I picked this book randomly off a shelf in Barnes and Noble and started reading. Couldn't put it down! It's the memoir of a Sudanese man who was one of the "Lost Boys" - war refugees from southern Sudan. His village was attacked in 1987 (when he was 13) and he fled with other refugees, got separated from his family and spent the next several years fleeing, starving, and surviving in refugee camps in Ethiopia and Kenya. He eventually makes it to the US in 2001, courtesy of the UN High Commissioner for Refugees and the US government, just before the number of immigrants was sharply decreased after 9/11.
Despite the grim subject matter, the story is really well told. For me, it made the whole desperate situation in Sudan and Darfur more personal, and gave me new insight into the lives of the Sudanese families we have encountered here in Utah. For a few years we were peripherally involved in helping recent immigrants from Sudan as they settled here in Salt Lake. The book filled me in on more of their cultural customs and what it must have been like to go from that society to this one. There are some quite funny stories actually, so don't make the mistake of thinking the book is all one long horror story. The author's attitude and spirit shine through.
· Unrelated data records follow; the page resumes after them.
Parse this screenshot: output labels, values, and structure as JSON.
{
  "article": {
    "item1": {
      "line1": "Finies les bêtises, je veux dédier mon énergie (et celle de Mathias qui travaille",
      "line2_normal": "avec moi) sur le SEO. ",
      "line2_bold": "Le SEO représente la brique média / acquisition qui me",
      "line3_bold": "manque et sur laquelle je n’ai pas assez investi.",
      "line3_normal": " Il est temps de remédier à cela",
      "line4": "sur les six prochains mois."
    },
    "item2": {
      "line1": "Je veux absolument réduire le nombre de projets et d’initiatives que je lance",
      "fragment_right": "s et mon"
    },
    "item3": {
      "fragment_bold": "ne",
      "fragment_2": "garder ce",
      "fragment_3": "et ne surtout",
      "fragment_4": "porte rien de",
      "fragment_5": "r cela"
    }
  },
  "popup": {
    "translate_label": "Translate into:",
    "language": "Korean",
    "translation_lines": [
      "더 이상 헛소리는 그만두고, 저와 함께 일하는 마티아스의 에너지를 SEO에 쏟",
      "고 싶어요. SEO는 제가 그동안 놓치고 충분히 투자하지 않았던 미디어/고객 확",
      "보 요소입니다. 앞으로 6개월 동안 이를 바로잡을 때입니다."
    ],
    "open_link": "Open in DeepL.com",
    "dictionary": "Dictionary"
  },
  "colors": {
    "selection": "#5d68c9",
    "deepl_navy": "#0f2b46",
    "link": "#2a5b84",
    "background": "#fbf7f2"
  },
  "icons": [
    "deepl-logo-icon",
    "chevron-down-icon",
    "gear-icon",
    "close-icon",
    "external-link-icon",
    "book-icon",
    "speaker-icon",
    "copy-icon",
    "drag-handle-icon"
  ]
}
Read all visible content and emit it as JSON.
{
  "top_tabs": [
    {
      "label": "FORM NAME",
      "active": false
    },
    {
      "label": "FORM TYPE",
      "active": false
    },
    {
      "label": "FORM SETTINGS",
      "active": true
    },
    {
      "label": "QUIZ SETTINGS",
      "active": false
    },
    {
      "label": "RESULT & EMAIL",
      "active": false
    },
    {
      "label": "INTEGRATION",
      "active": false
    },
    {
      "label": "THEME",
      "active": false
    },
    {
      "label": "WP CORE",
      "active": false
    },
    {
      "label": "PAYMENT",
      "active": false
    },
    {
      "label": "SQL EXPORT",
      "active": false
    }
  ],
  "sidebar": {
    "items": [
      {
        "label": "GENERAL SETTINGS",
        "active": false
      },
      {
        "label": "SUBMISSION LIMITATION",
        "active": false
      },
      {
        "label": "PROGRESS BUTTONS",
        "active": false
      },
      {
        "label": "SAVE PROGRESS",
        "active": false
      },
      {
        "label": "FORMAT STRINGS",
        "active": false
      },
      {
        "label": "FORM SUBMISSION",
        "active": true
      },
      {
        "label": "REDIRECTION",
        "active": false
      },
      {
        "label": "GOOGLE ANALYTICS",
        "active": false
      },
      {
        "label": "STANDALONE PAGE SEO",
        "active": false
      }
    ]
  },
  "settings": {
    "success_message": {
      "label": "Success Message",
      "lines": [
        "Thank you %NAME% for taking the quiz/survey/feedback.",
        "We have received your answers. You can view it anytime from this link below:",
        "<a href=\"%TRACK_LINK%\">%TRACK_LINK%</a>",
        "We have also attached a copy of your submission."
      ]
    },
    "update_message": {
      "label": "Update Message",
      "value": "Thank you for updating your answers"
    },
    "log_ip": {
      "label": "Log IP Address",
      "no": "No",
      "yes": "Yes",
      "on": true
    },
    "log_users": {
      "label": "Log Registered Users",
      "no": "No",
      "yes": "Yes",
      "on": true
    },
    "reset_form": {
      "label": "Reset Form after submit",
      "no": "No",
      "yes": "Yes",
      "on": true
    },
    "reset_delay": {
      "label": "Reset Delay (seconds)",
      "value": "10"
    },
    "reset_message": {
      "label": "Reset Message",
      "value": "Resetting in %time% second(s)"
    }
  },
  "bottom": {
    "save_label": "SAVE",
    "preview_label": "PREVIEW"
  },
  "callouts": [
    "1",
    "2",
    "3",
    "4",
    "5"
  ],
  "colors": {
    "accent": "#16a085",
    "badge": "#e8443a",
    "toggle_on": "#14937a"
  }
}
I highly recommend this one if you get a chance to read it. The author is John Bul Dau.
This weekend we also saw The Kite Runner. I had read the book a couple of years ago. The movie was extremely well done, and as faithful to the book as any movie I've seen. I heard that the kid who played Hassan had to go into hiding with his parents as they feared Islamic (fundamentalist) backlash - I'm not sure if it was the subject matter, or the negative portrayal of Islamic fundamentalists in Afghanistan, or what. Oh well. Kudos to this movie - some sad/serious subject matter but the element of redemption in it came through.
Other random news: today is mom's birthday. Happy birthday MOM! I think she is in Italy on vacation. Hope she is having the time of her life.
Last weekend I took Alex to a birthday party where they had a magician who performed for the kids, mostly 3-5 years old. It was a riot. The magician was silly and knew just how to appeal to that age group's sense of humor. He had them rolling on the ground. At one point he had a little house with a Cookie Monster that moved around in it, then disappeared, only to re-appear later peeking out from his belt in back. Alex keeps talking about the man who had "Cookie Monster in his pants" and while I know what she is referring to, I'm sure it sounds very odd out of context!